“Negative feedback is important when we’re heading over a cliff to warn us that we’d really better stop doing something horrible or start doing something we’re not doing right away,” the Harvard researchers state. “But even the most well-intentioned criticism can rupture relationships and undermine self-confidence and initiative. It can change behavior, certainly, but it doesn’t cause people to put forth their best efforts.
“Only positive feedback can motivate people to continue doing what they’re doing well, and do it with more vigor, determination, and creativity.”
How to Tell if Your CEO is a Jerk
Aside from the obvious – he makes you feel bad, people seem fearful and downcast, there is steady turnover – here are three other indicators that your CEO may be a jerk.
- He/She acts like the smartest person in the room – A good leader has faith in the team and respects their abilities and lets their talents shine.
- He/She doesn’t praise employee efforts – The words, “Good job,” are never mentioned and you’re treated like you’re lucky to have a job.

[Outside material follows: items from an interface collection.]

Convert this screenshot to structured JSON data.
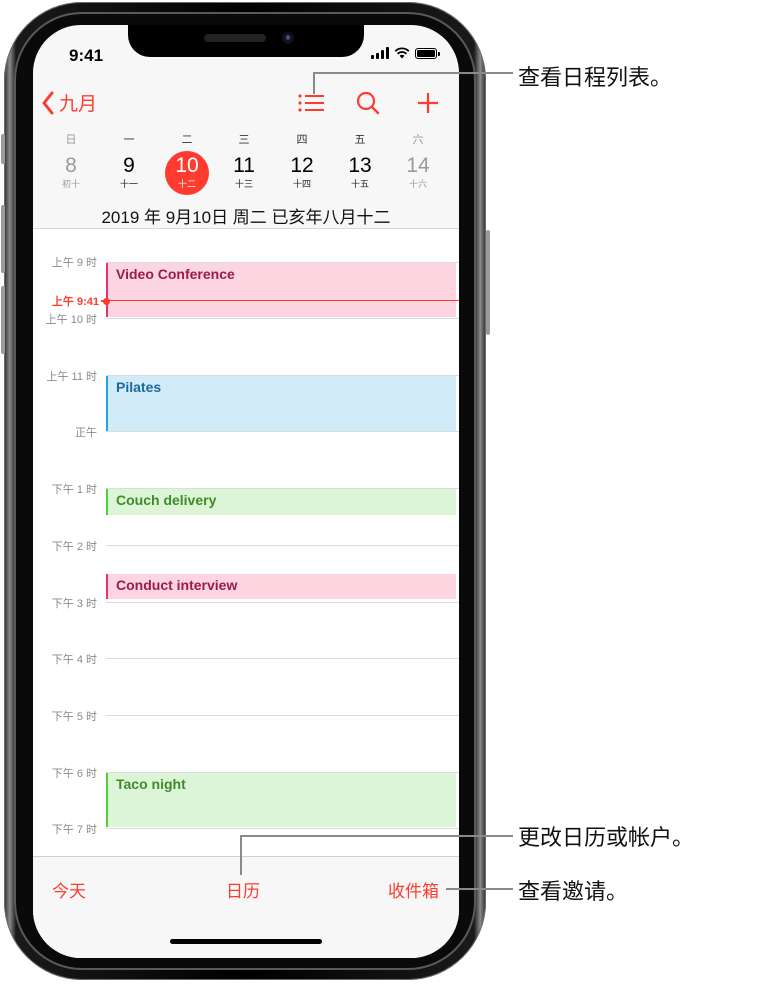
{
  "status_bar": {
    "time": "9:41"
  },
  "nav": {
    "back_label": "九月",
    "icons": [
      "back-chevron-icon",
      "list-icon",
      "search-icon",
      "add-icon"
    ]
  },
  "week": {
    "weekdays": [
      "日",
      "一",
      "二",
      "三",
      "四",
      "五",
      "六"
    ],
    "days": [
      {
        "num": "8",
        "lunar": "初十",
        "state": "dim"
      },
      {
        "num": "9",
        "lunar": "十一",
        "state": "normal"
      },
      {
        "num": "10",
        "lunar": "十二",
        "state": "selected"
      },
      {
        "num": "11",
        "lunar": "十三",
        "state": "normal"
      },
      {
        "num": "12",
        "lunar": "十四",
        "state": "normal"
      },
      {
        "num": "13",
        "lunar": "十五",
        "state": "normal"
      },
      {
        "num": "14",
        "lunar": "十六",
        "state": "dim"
      }
    ],
    "full_date": "2019 年 9月10日 周二  已亥年八月十二"
  },
  "timeline": {
    "hours": [
      "上午 9 时",
      "上午 10 时",
      "上午 11 时",
      "正午",
      "下午 1 时",
      "下午 2 时",
      "下午 3 时",
      "下午 4 时",
      "下午 5 时",
      "下午 6 时",
      "下午 7 时"
    ],
    "now_label": "上午 9:41",
    "events": [
      {
        "title": "Video Conference",
        "color": "pink"
      },
      {
        "title": "Pilates",
        "color": "blue"
      },
      {
        "title": "Couch delivery",
        "color": "green"
      },
      {
        "title": "Conduct interview",
        "color": "pink"
      },
      {
        "title": "Taco night",
        "color": "green"
      }
    ]
  },
  "tabbar": {
    "today": "今天",
    "calendars": "日历",
    "inbox": "收件箱"
  },
  "callouts": {
    "list": "查看日程列表。",
    "calendars": "更改日历或帐户。",
    "inbox": "查看邀请。"
  },
  "colors": {
    "accent": "#ff3b30",
    "pink_bg": "#fdd5e0",
    "pink_bar": "#e8336b",
    "pink_text": "#9a1c48",
    "blue_bg": "#d2ebf9",
    "blue_bar": "#1ba7ef",
    "blue_text": "#1a6a9a",
    "green_bg": "#dcf5d6",
    "green_bar": "#55cc3a",
    "green_text": "#3f8a2a"
  }
}
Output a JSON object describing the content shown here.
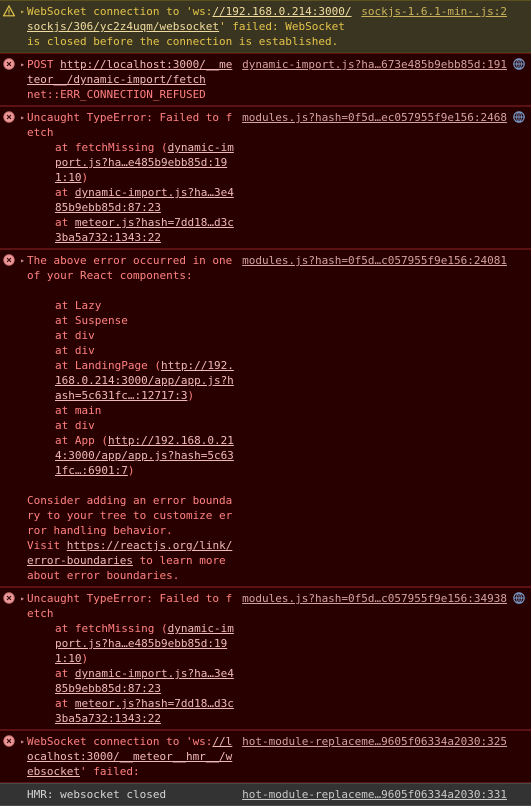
{
  "console": {
    "app": "Chrome DevTools Console",
    "theme": {
      "warning_bg": "#3a3520",
      "error_bg": "#290000",
      "info_bg": "#333333",
      "warning_text": "#e3c34a",
      "error_text": "#ff8080",
      "info_text": "#d4d4d4",
      "link": "#f0b8b8"
    },
    "entries": [
      {
        "level": "warning",
        "icon": "warning-triangle-icon",
        "expander": "▸",
        "text_before_link": "WebSocket connection to 'ws:",
        "inline_link": "//192.168.0.214:3000/sockjs/306/yc2z4uqm/websocket",
        "text_after_link": "' failed: WebSocket is closed before the connection is established.",
        "source": "sockjs-1.6.1-min-.js:2",
        "badge": null
      },
      {
        "level": "error",
        "icon": "error-circle-icon",
        "expander": "▸",
        "method": "POST",
        "inline_link": "http://localhost:3000/__meteor__/dynamic-import/fetch",
        "net_error": "net::ERR_CONNECTION_REFUSED",
        "source": "dynamic-import.js?ha…673e485b9ebb85d:191",
        "badge": "network-issue-icon"
      },
      {
        "level": "error",
        "icon": "error-circle-icon",
        "expander": "▸",
        "text": "Uncaught TypeError: Failed to fetch",
        "stack": [
          {
            "prefix": "at fetchMissing (",
            "link": "dynamic-import.js?ha…e485b9ebb85d:191:10",
            "suffix": ")"
          },
          {
            "prefix": "at ",
            "link": "dynamic-import.js?ha…3e485b9ebb85d:87:23",
            "suffix": ""
          },
          {
            "prefix": "at ",
            "link": "meteor.js?hash=7dd18…d3c3ba5a732:1343:22",
            "suffix": ""
          }
        ],
        "source": "modules.js?hash=0f5d…ec057955f9e156:2468",
        "badge": "network-issue-icon"
      },
      {
        "level": "error",
        "icon": "error-circle-icon",
        "expander": "▸",
        "text": "The above error occurred in one of your React components:",
        "stack": [
          {
            "prefix": "at Lazy",
            "link": "",
            "suffix": ""
          },
          {
            "prefix": "at Suspense",
            "link": "",
            "suffix": ""
          },
          {
            "prefix": "at div",
            "link": "",
            "suffix": ""
          },
          {
            "prefix": "at div",
            "link": "",
            "suffix": ""
          },
          {
            "prefix": "at LandingPage (",
            "link": "http://192.168.0.214:3000/app/app.js?hash=5c631fc…:12717:3",
            "suffix": ")"
          },
          {
            "prefix": "at main",
            "link": "",
            "suffix": ""
          },
          {
            "prefix": "at div",
            "link": "",
            "suffix": ""
          },
          {
            "prefix": "at App (",
            "link": "http://192.168.0.214:3000/app/app.js?hash=5c631fc…:6901:7",
            "suffix": ")"
          }
        ],
        "advice_line1": "Consider adding an error boundary to your tree to customize error handling behavior.",
        "advice_visit_prefix": "Visit ",
        "advice_link": "https://reactjs.org/link/error-boundaries",
        "advice_visit_suffix": " to learn more about error boundaries.",
        "source": "modules.js?hash=0f5d…c057955f9e156:24081",
        "badge": null
      },
      {
        "level": "error",
        "icon": "error-circle-icon",
        "expander": "▸",
        "text": "Uncaught TypeError: Failed to fetch",
        "stack": [
          {
            "prefix": "at fetchMissing (",
            "link": "dynamic-import.js?ha…e485b9ebb85d:191:10",
            "suffix": ")"
          },
          {
            "prefix": "at ",
            "link": "dynamic-import.js?ha…3e485b9ebb85d:87:23",
            "suffix": ""
          },
          {
            "prefix": "at ",
            "link": "meteor.js?hash=7dd18…d3c3ba5a732:1343:22",
            "suffix": ""
          }
        ],
        "source": "modules.js?hash=0f5d…c057955f9e156:34938",
        "badge": "network-issue-icon"
      },
      {
        "level": "error",
        "icon": "error-circle-icon",
        "expander": "▸",
        "text_before_link": "WebSocket connection to 'ws:",
        "inline_link": "//localhost:3000/__meteor__hmr__/websocket",
        "text_after_link": "' failed:",
        "source": "hot-module-replaceme…9605f06334a2030:325",
        "badge": null
      },
      {
        "level": "info",
        "icon": null,
        "expander": null,
        "text": "HMR: websocket closed",
        "source": "hot-module-replaceme…9605f06334a2030:331",
        "badge": null
      }
    ]
  }
}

- He/She doesn’t inspire people to follow – There’s a difference between people feeling inspired and enthusiastic or just working for their paycheck. At the end of the day you need to feel like you are engaged, that your contributions are valued and that you are growing as a professional.
A Word of Advice – Take Care of Yourself
It is important to be aware of the potential full impact of a jerk CEO’s negative behavior on your life. Without realizing it, you may be bringing your frustration home and taking it out on your roommates, your family, or yourself with unhealthy eating and sleep habits. Research shows that a bad boss can have a huge negative impact on an employee’s family life. A job is more than a paycheck – it can affect your physical and emotional health.
Be aware that if your CEO is a narcissist, he is unlikely to change. Narcissists think they’re perfect so why would they want to change? The only person you can change is you. Changing your job may be the best place to start.